[Website and app data records]
========================================================================

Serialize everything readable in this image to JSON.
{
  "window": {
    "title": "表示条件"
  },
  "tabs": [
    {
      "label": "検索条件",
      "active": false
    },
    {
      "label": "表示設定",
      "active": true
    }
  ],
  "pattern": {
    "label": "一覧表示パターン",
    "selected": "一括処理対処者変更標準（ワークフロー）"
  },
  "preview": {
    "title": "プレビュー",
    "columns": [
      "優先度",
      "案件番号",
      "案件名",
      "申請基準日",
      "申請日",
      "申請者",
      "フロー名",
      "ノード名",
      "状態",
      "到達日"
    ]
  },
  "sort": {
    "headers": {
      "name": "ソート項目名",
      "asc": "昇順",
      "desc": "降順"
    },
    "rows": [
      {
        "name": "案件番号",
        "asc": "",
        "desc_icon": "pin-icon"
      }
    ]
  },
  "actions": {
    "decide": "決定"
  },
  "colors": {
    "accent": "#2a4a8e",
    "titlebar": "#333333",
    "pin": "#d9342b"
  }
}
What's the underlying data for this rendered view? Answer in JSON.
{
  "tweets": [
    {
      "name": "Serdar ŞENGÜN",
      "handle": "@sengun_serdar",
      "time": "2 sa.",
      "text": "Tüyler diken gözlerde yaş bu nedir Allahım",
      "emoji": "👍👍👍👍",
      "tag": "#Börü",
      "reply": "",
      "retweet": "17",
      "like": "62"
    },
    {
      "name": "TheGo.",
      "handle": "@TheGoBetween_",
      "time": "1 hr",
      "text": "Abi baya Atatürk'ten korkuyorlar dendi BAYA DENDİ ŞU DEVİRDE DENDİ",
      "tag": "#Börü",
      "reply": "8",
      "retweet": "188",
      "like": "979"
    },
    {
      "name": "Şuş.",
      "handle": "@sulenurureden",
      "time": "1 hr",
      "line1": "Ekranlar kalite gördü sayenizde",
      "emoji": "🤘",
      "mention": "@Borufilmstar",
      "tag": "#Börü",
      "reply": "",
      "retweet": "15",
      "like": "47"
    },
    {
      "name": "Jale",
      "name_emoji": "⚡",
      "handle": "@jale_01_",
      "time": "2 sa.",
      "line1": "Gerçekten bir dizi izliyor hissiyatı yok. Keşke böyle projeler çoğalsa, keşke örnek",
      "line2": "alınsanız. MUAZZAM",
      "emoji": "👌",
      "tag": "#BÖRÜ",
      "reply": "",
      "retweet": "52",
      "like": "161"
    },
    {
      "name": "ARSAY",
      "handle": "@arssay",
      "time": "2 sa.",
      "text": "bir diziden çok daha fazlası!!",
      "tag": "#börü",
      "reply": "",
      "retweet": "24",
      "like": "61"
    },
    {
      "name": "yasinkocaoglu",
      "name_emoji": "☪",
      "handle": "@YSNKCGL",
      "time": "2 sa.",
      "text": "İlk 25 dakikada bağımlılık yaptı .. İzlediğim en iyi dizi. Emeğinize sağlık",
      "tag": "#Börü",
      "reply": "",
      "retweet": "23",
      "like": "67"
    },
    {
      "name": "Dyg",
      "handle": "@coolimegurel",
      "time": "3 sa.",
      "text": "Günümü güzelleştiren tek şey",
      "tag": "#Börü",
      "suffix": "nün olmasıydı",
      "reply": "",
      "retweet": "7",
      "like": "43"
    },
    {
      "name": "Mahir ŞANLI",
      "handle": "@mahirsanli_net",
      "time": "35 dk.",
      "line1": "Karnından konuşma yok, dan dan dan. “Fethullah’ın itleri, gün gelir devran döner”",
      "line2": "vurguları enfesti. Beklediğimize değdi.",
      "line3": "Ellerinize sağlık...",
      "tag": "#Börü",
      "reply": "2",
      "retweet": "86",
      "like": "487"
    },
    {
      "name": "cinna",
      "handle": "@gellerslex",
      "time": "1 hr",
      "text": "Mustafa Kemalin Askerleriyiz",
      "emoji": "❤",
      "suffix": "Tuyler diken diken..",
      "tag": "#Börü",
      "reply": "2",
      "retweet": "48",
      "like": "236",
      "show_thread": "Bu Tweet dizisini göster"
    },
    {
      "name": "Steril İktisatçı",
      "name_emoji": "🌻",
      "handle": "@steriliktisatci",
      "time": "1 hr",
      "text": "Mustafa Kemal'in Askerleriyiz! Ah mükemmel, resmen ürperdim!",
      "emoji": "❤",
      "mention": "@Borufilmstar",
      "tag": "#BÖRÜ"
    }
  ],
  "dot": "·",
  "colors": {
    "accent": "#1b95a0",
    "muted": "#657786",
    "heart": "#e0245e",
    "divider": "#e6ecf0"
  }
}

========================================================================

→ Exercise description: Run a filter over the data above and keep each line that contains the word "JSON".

→ Exercise result:
Serialize everything readable in this image to JSON.
What's the underlying data for this rendered view? Answer in JSON.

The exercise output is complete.